*** Opening Provided entries ***
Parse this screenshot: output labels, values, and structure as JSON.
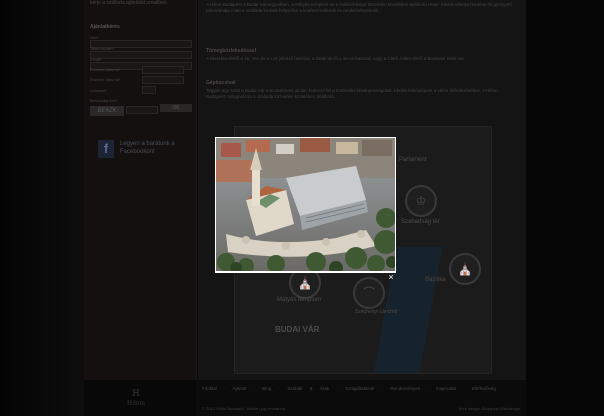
{
  "sidebar": {
    "intro": "kérje a szálloda ajánlatát emailben",
    "section_title": "Ajánlatkérés",
    "form": {
      "labels": [
        "Név*",
        "Telefonszám*",
        "Email*",
        "Érkezés dátuma*",
        "Érkezés dátuma*",
        "Létszám*",
        "Biztonsági kód*"
      ],
      "captcha": "BE6ZK",
      "ok_label": "OK"
    },
    "facebook": {
      "icon": "f",
      "text": "Legyen a barátunk a Facebookon!"
    }
  },
  "main": {
    "intro_text": "A Hilton Budapest a Budai Várnegyedben, a Mátyás-templom és a Halászbástya közvetlen közelében található Hotel. Ideális elhelyezkedése és gyönyörű panorámája miatt a szálloda kedvelt helyszíne a konferenciáknak és rendezvényeknek.",
    "transport_title": "Tömegközlekedéssel",
    "transport_text": "A Moszkva térről a 16, 16A és a 116 jelzésű busszal, a Deák térről a 16-os busszal, vagy a Clark Ádám térről a Budavári Sikló-val.",
    "car_title": "Gépkocsival",
    "car_text": "Tegyen egy sétát a Budai Vár macskaköves utcáin, fedezze fel a történelmi látványosságokat. Ideális kiindulópont a város felfedezéséhez. A Hilton Budapest mélygarázsa a szálloda közvetlen közelében található.",
    "map_labels": {
      "parliament": "Parlament",
      "square": "Szabadság tér",
      "basilica": "Bazilika",
      "church": "Mátyás templom",
      "castle": "BUDAI VÁR",
      "bridge": "Széchenyi Lánchíd"
    },
    "map_icons": [
      "crown-icon",
      "church-icon",
      "bridge-icon"
    ]
  },
  "lightbox": {
    "close_label": "×"
  },
  "footer": {
    "nav": [
      "Főoldal",
      "Ajánlat",
      "Blog",
      "Szobák & Árak",
      "Szolgáltatások",
      "Rendezvények",
      "Kapcsolat",
      "Elérhetőség"
    ],
    "copyright": "© 2012 Hilton Budapest. Minden jog fenntartva.",
    "right_text": "Web design: Budapest Webdesign"
  },
  "brand": {
    "logo_mark": "H",
    "logo_word": "Hilton"
  }
}
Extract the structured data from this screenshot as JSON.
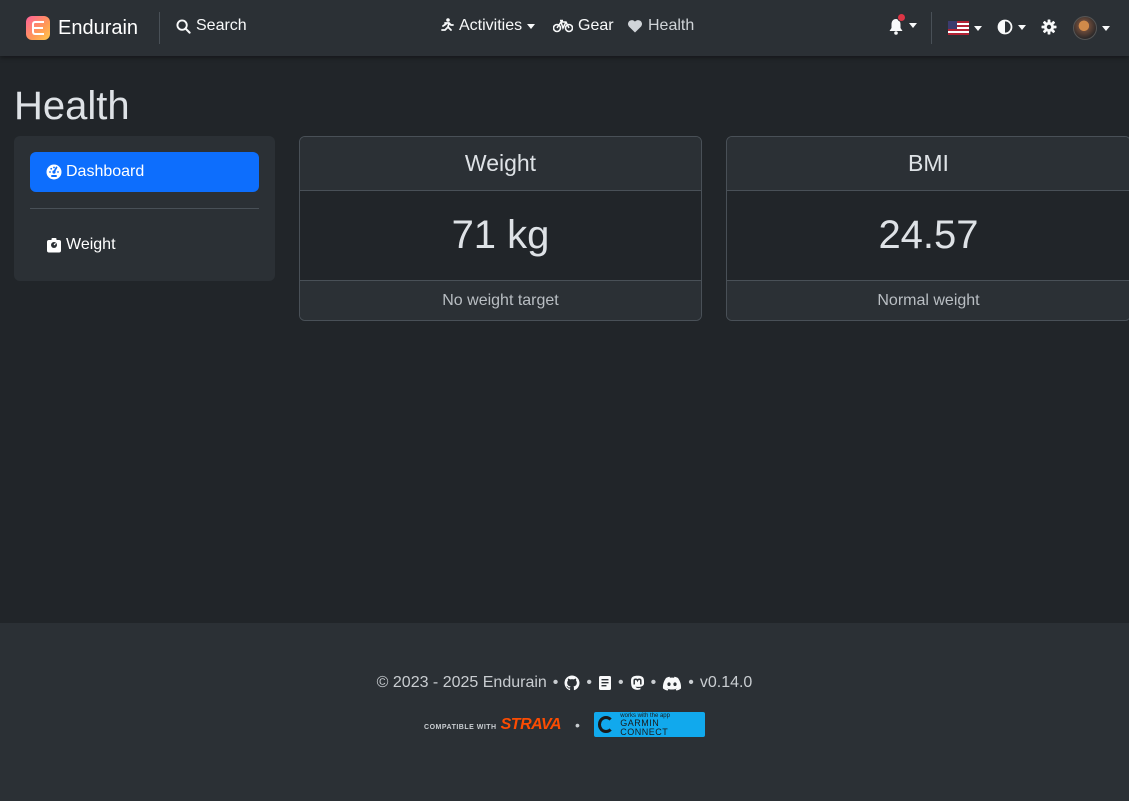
{
  "navbar": {
    "brand": "Endurain",
    "search_label": "Search",
    "activities_label": "Activities",
    "gear_label": "Gear",
    "health_label": "Health"
  },
  "page": {
    "title": "Health"
  },
  "sidebar": {
    "items": [
      {
        "label": "Dashboard",
        "active": true
      },
      {
        "label": "Weight",
        "active": false
      }
    ]
  },
  "cards": {
    "weight": {
      "title": "Weight",
      "value": "71 kg",
      "footer": "No weight target"
    },
    "bmi": {
      "title": "BMI",
      "value": "24.57",
      "footer": "Normal weight"
    }
  },
  "footer": {
    "copyright": "© 2023 - 2025 Endurain",
    "version": "v0.14.0",
    "strava_prefix": "COMPATIBLE WITH",
    "strava_brand": "STRAVA",
    "garmin_small": "works with the app",
    "garmin_big": "GARMIN CONNECT"
  },
  "colors": {
    "accent": "#0d6efd",
    "background": "#212529",
    "surface": "#2b3035",
    "notification": "#dc3545"
  },
  "icons": [
    "search-icon",
    "running-icon",
    "bike-icon",
    "heart-icon",
    "bell-icon",
    "flag-us-icon",
    "contrast-icon",
    "gear-icon",
    "avatar",
    "gauge-icon",
    "scale-icon",
    "github-icon",
    "book-icon",
    "mastodon-icon",
    "discord-icon"
  ]
}
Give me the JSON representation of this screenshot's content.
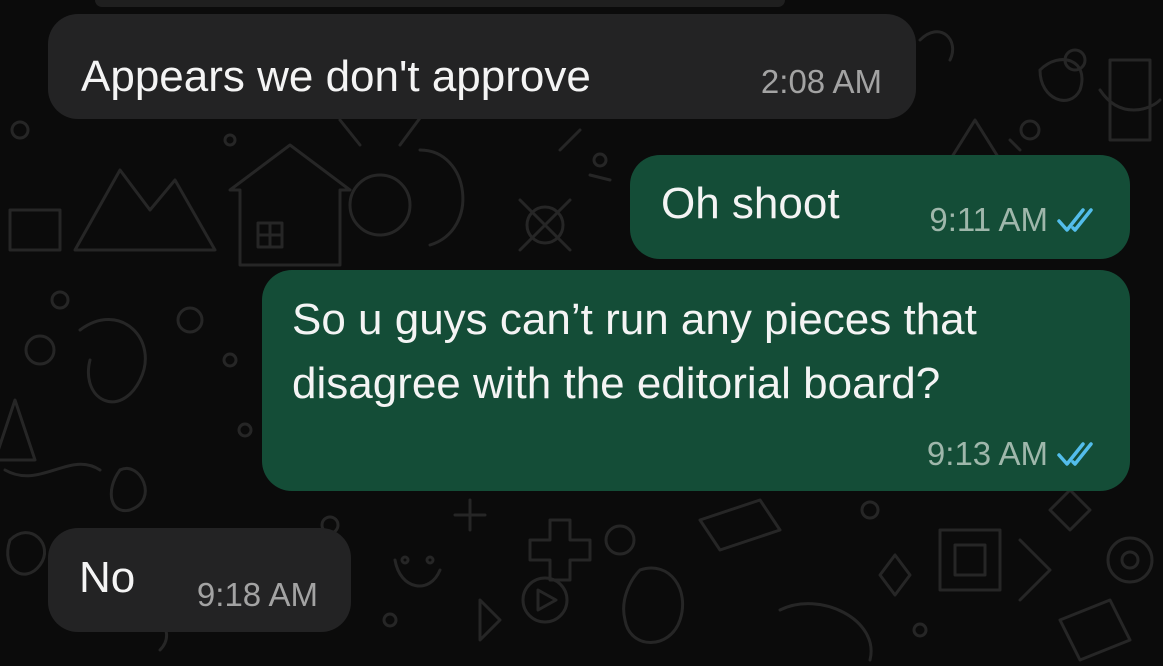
{
  "messages": [
    {
      "id": "m1",
      "direction": "incoming",
      "text": "Appears we don't approve",
      "time": "2:08 AM"
    },
    {
      "id": "m2",
      "direction": "outgoing",
      "text": "Oh shoot",
      "time": "9:11 AM",
      "status": "read"
    },
    {
      "id": "m3",
      "direction": "outgoing",
      "lines": [
        "So u guys can’t run any pieces that",
        "disagree with the editorial board?"
      ],
      "time": "9:13 AM",
      "status": "read"
    },
    {
      "id": "m4",
      "direction": "incoming",
      "text": "No",
      "time": "9:18 AM"
    }
  ],
  "colors": {
    "background": "#0b0b0b",
    "incoming_bubble": "#232324",
    "outgoing_bubble": "#144d37",
    "read_ticks": "#53bdeb"
  },
  "icons": {
    "read_receipt": "double-check-icon"
  }
}
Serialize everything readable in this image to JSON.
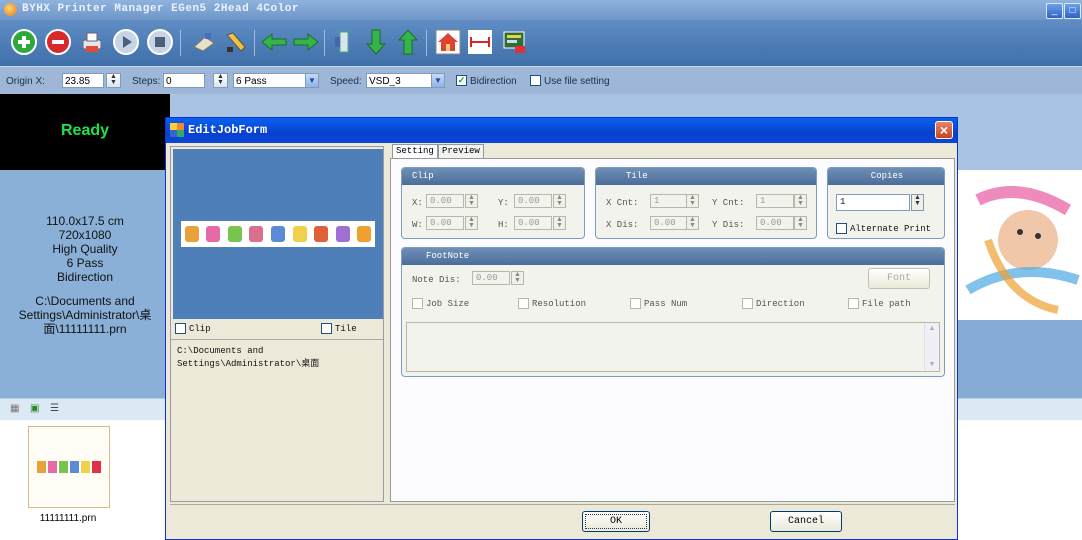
{
  "window": {
    "title": "BYHX  Printer Manager EGen5 2Head 4Color"
  },
  "toolbar": {
    "icons": [
      "add-icon",
      "delete-icon",
      "print-icon",
      "play-icon",
      "stop-icon",
      "clean-icon",
      "tool-icon",
      "move-left-icon",
      "move-right-icon",
      "stand-icon",
      "move-down-icon",
      "move-up-icon",
      "home-icon",
      "measure-icon",
      "settings-icon"
    ]
  },
  "options": {
    "origin_label": "Origin X:",
    "origin_value": "23.85",
    "steps_label": "Steps:",
    "steps_value": "0",
    "pass_value": "6 Pass",
    "speed_label": "Speed:",
    "speed_value": "VSD_3",
    "bidirection_label": "Bidirection",
    "bidirection_checked": true,
    "file_setting_label": "Use file setting",
    "file_setting_checked": false
  },
  "status": {
    "text": "Ready",
    "color": "#22e04a"
  },
  "job_info": {
    "size": "110.0x17.5 cm",
    "resolution": "720x1080",
    "quality": "High Quality",
    "pass": "6 Pass",
    "direction": "Bidirection",
    "path_line1": "C:\\Documents and",
    "path_line2": "Settings\\Administrator\\桌",
    "path_line3": "面\\11111111.prn"
  },
  "thumbnail": {
    "label": "11111111.prn"
  },
  "dialog": {
    "title": "EditJobForm",
    "clip_label": "Clip",
    "tile_label": "Tile",
    "path_line1": "C:\\Documents and",
    "path_line2": "Settings\\Administrator\\桌面",
    "tabs": {
      "setting": "Setting",
      "preview": "Preview"
    },
    "clip": {
      "header": "Clip",
      "x_label": "X:",
      "x": "0.00",
      "y_label": "Y:",
      "y": "0.00",
      "w_label": "W:",
      "w": "0.00",
      "h_label": "H:",
      "h": "0.00"
    },
    "tile": {
      "header": "Tile",
      "xcnt_label": "X Cnt:",
      "xcnt": "1",
      "ycnt_label": "Y Cnt:",
      "ycnt": "1",
      "xdis_label": "X Dis:",
      "xdis": "0.00",
      "ydis_label": "Y Dis:",
      "ydis": "0.00"
    },
    "copies": {
      "header": "Copies",
      "value": "1",
      "alternate_label": "Alternate Print"
    },
    "footnote": {
      "header": "FootNote",
      "note_label": "Note Dis:",
      "note_value": "0.00",
      "font_label": "Font",
      "options": [
        "Job Size",
        "Resolution",
        "Pass Num",
        "Direction",
        "File path"
      ]
    },
    "ok_label": "OK",
    "cancel_label": "Cancel"
  }
}
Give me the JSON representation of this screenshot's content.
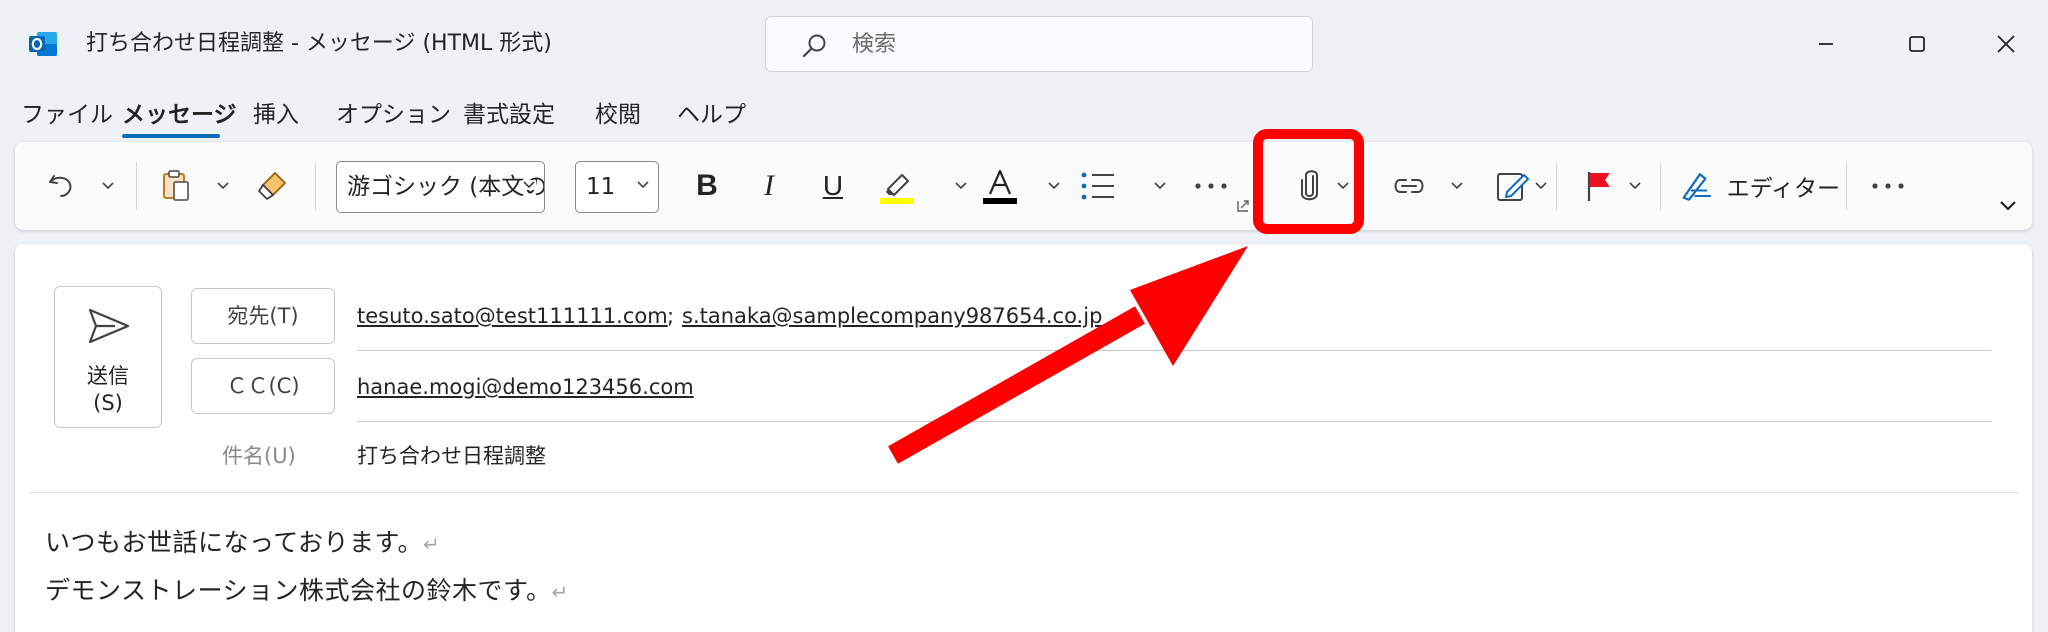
{
  "window": {
    "title": "打ち合わせ日程調整  -  メッセージ (HTML 形式)",
    "app_icon": "outlook-icon",
    "search_placeholder": "検索",
    "controls": [
      "minimize-icon",
      "maximize-icon",
      "close-icon"
    ]
  },
  "tabs": [
    {
      "label": "ファイル"
    },
    {
      "label": "メッセージ",
      "selected": true
    },
    {
      "label": "挿入"
    },
    {
      "label": "オプション"
    },
    {
      "label": "書式設定"
    },
    {
      "label": "校閲"
    },
    {
      "label": "ヘルプ"
    }
  ],
  "ribbon": {
    "font_name": "游ゴシック (本文のフォント)",
    "font_size": "11",
    "bold_label": "B",
    "italic_label": "I",
    "underline_label": "U",
    "editor_label": "エディター",
    "icons": [
      "undo-icon",
      "paste-icon",
      "format-painter-icon",
      "highlight-icon",
      "font-color-icon",
      "bullets-icon",
      "more-icon",
      "attach-file-icon",
      "link-icon",
      "signature-icon",
      "flag-icon",
      "editor-icon",
      "more-icon",
      "collapse-ribbon-icon"
    ],
    "highlight_color": "#ffff00",
    "font_color": "#000000"
  },
  "compose": {
    "send_label": "送信\n(S)",
    "to_label": "宛先(T)",
    "cc_label": "ＣＣ(C)",
    "subject_label": "件名(U)",
    "to_recipients": [
      "tesuto.sato@test111111.com",
      "s.tanaka@samplecompany987654.co.jp"
    ],
    "to_separator": ";",
    "cc_recipients": [
      "hanae.mogi@demo123456.com"
    ],
    "subject": "打ち合わせ日程調整",
    "body_lines": [
      "いつもお世話になっております。",
      "デモンストレーション株式会社の鈴木です。",
      ""
    ],
    "paragraph_mark": "↵"
  },
  "annotation": {
    "color": "#ff0000",
    "target": "attach-file-button"
  },
  "colors": {
    "accent": "#0f6cbd",
    "window_bg": "#eef1f6",
    "outlook_blue": "#0364b8"
  }
}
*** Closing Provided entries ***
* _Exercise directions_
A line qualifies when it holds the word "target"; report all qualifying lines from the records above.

* _Written solution_
      "footer": "No weight target"
    "target": "attach-file-button"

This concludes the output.